--- Supplied records ---
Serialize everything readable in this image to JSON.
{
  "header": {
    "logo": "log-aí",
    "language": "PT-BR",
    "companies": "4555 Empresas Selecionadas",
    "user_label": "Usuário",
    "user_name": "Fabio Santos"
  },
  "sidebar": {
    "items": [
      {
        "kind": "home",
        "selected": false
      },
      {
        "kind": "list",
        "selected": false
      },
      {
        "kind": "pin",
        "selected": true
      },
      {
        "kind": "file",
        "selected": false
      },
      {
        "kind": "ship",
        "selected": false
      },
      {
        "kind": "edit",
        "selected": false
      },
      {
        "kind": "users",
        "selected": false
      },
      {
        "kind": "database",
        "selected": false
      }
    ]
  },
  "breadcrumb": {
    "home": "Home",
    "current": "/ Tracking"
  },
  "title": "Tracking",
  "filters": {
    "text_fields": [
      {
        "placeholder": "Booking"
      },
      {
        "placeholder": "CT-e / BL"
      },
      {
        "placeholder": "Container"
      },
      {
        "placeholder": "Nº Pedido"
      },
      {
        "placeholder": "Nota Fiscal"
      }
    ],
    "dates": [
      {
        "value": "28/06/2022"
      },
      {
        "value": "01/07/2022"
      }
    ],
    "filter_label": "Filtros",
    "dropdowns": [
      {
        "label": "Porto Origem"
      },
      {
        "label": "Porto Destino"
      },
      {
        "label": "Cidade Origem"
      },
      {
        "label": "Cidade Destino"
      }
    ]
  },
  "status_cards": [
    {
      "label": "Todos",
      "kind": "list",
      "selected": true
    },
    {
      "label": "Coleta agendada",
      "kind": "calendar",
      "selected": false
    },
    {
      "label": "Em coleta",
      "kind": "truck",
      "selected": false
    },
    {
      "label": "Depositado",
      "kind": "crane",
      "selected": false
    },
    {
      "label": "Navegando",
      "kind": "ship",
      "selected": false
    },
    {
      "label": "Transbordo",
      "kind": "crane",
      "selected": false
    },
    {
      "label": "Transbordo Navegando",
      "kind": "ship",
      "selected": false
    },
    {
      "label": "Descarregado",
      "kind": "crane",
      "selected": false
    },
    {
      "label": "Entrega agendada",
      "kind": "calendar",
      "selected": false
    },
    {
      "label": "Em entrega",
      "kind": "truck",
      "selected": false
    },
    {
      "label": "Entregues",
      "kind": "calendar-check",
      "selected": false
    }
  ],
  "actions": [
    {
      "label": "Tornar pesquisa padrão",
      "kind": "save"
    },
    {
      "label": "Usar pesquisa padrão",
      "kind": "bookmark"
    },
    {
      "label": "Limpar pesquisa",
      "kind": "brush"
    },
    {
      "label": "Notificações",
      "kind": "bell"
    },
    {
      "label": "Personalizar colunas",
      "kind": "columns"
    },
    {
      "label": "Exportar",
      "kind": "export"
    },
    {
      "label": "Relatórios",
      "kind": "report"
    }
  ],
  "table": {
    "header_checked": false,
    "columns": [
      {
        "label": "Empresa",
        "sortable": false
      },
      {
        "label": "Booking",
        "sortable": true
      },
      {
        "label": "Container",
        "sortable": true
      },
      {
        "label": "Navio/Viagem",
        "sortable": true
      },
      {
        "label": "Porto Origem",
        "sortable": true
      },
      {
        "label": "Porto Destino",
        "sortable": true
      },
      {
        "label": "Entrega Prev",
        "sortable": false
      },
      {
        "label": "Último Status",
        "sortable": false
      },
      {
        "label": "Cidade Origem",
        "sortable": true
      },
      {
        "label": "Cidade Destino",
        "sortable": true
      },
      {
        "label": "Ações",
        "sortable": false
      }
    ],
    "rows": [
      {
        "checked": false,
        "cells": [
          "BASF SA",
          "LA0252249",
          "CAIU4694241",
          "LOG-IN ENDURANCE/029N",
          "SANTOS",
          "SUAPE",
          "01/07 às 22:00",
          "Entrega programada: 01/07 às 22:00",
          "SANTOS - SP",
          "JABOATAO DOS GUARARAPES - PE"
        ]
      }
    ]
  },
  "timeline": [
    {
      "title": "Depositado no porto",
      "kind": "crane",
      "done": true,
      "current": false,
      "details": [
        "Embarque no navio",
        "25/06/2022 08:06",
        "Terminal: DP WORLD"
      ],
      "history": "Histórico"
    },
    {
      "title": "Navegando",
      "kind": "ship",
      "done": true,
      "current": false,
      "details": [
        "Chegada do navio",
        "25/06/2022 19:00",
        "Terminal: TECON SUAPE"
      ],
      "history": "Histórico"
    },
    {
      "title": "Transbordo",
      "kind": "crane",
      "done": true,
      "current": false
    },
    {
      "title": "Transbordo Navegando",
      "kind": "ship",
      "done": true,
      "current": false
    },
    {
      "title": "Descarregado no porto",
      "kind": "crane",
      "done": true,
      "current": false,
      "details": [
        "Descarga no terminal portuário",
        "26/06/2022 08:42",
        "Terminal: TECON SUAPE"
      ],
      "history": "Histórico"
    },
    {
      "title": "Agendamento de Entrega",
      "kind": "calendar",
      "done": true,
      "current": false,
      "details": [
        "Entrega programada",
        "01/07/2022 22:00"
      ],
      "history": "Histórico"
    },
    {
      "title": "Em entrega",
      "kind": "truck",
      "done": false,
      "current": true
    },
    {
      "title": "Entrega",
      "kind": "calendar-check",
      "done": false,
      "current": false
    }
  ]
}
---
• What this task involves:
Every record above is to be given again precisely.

• Response to this exercise:
Serialize everything readable in this image to JSON.
{
  "header": {
    "logo": "log-aí",
    "language": "PT-BR",
    "companies": "4555 Empresas Selecionadas",
    "user_label": "Usuário",
    "user_name": "Fabio Santos"
  },
  "sidebar": {
    "items": [
      {
        "kind": "home",
        "selected": false
      },
      {
        "kind": "list",
        "selected": false
      },
      {
        "kind": "pin",
        "selected": true
      },
      {
        "kind": "file",
        "selected": false
      },
      {
        "kind": "ship",
        "selected": false
      },
      {
        "kind": "edit",
        "selected": false
      },
      {
        "kind": "users",
        "selected": false
      },
      {
        "kind": "database",
        "selected": false
      }
    ]
  },
  "breadcrumb": {
    "home": "Home",
    "current": "/ Tracking"
  },
  "title": "Tracking",
  "filters": {
    "text_fields": [
      {
        "placeholder": "Booking"
      },
      {
        "placeholder": "CT-e / BL"
      },
      {
        "placeholder": "Container"
      },
      {
        "placeholder": "Nº Pedido"
      },
      {
        "placeholder": "Nota Fiscal"
      }
    ],
    "dates": [
      {
        "value": "28/06/2022"
      },
      {
        "value": "01/07/2022"
      }
    ],
    "filter_label": "Filtros",
    "dropdowns": [
      {
        "label": "Porto Origem"
      },
      {
        "label": "Porto Destino"
      },
      {
        "label": "Cidade Origem"
      },
      {
        "label": "Cidade Destino"
      }
    ]
  },
  "status_cards": [
    {
      "label": "Todos",
      "kind": "list",
      "selected": true
    },
    {
      "label": "Coleta agendada",
      "kind": "calendar",
      "selected": false
    },
    {
      "label": "Em coleta",
      "kind": "truck",
      "selected": false
    },
    {
      "label": "Depositado",
      "kind": "crane",
      "selected": false
    },
    {
      "label": "Navegando",
      "kind": "ship",
      "selected": false
    },
    {
      "label": "Transbordo",
      "kind": "crane",
      "selected": false
    },
    {
      "label": "Transbordo Navegando",
      "kind": "ship",
      "selected": false
    },
    {
      "label": "Descarregado",
      "kind": "crane",
      "selected": false
    },
    {
      "label": "Entrega agendada",
      "kind": "calendar",
      "selected": false
    },
    {
      "label": "Em entrega",
      "kind": "truck",
      "selected": false
    },
    {
      "label": "Entregues",
      "kind": "calendar-check",
      "selected": false
    }
  ],
  "actions": [
    {
      "label": "Tornar pesquisa padrão",
      "kind": "save"
    },
    {
      "label": "Usar pesquisa padrão",
      "kind": "bookmark"
    },
    {
      "label": "Limpar pesquisa",
      "kind": "brush"
    },
    {
      "label": "Notificações",
      "kind": "bell"
    },
    {
      "label": "Personalizar colunas",
      "kind": "columns"
    },
    {
      "label": "Exportar",
      "kind": "export"
    },
    {
      "label": "Relatórios",
      "kind": "report"
    }
  ],
  "table": {
    "header_checked": false,
    "columns": [
      {
        "label": "Empresa",
        "sortable": false
      },
      {
        "label": "Booking",
        "sortable": true
      },
      {
        "label": "Container",
        "sortable": true
      },
      {
        "label": "Navio/Viagem",
        "sortable": true
      },
      {
        "label": "Porto Origem",
        "sortable": true
      },
      {
        "label": "Porto Destino",
        "sortable": true
      },
      {
        "label": "Entrega Prev",
        "sortable": false
      },
      {
        "label": "Último Status",
        "sortable": false
      },
      {
        "label": "Cidade Origem",
        "sortable": true
      },
      {
        "label": "Cidade Destino",
        "sortable": true
      },
      {
        "label": "Ações",
        "sortable": false
      }
    ],
    "rows": [
      {
        "checked": false,
        "cells": [
          "BASF SA",
          "LA0252249",
          "CAIU4694241",
          "LOG-IN ENDURANCE/029N",
          "SANTOS",
          "SUAPE",
          "01/07 às 22:00",
          "Entrega programada: 01/07 às 22:00",
          "SANTOS - SP",
          "JABOATAO DOS GUARARAPES - PE"
        ]
      }
    ]
  },
  "timeline": [
    {
      "title": "Depositado no porto",
      "kind": "crane",
      "done": true,
      "current": false,
      "details": [
        "Embarque no navio",
        "25/06/2022 08:06",
        "Terminal: DP WORLD"
      ],
      "history": "Histórico"
    },
    {
      "title": "Navegando",
      "kind": "ship",
      "done": true,
      "current": false,
      "details": [
        "Chegada do navio",
        "25/06/2022 19:00",
        "Terminal: TECON SUAPE"
      ],
      "history": "Histórico"
    },
    {
      "title": "Transbordo",
      "kind": "crane",
      "done": true,
      "current": false
    },
    {
      "title": "Transbordo Navegando",
      "kind": "ship",
      "done": true,
      "current": false
    },
    {
      "title": "Descarregado no porto",
      "kind": "crane",
      "done": true,
      "current": false,
      "details": [
        "Descarga no terminal portuário",
        "26/06/2022 08:42",
        "Terminal: TECON SUAPE"
      ],
      "history": "Histórico"
    },
    {
      "title": "Agendamento de Entrega",
      "kind": "calendar",
      "done": true,
      "current": false,
      "details": [
        "Entrega programada",
        "01/07/2022 22:00"
      ],
      "history": "Histórico"
    },
    {
      "title": "Em entrega",
      "kind": "truck",
      "done": false,
      "current": true
    },
    {
      "title": "Entrega",
      "kind": "calendar-check",
      "done": false,
      "current": false
    }
  ]
}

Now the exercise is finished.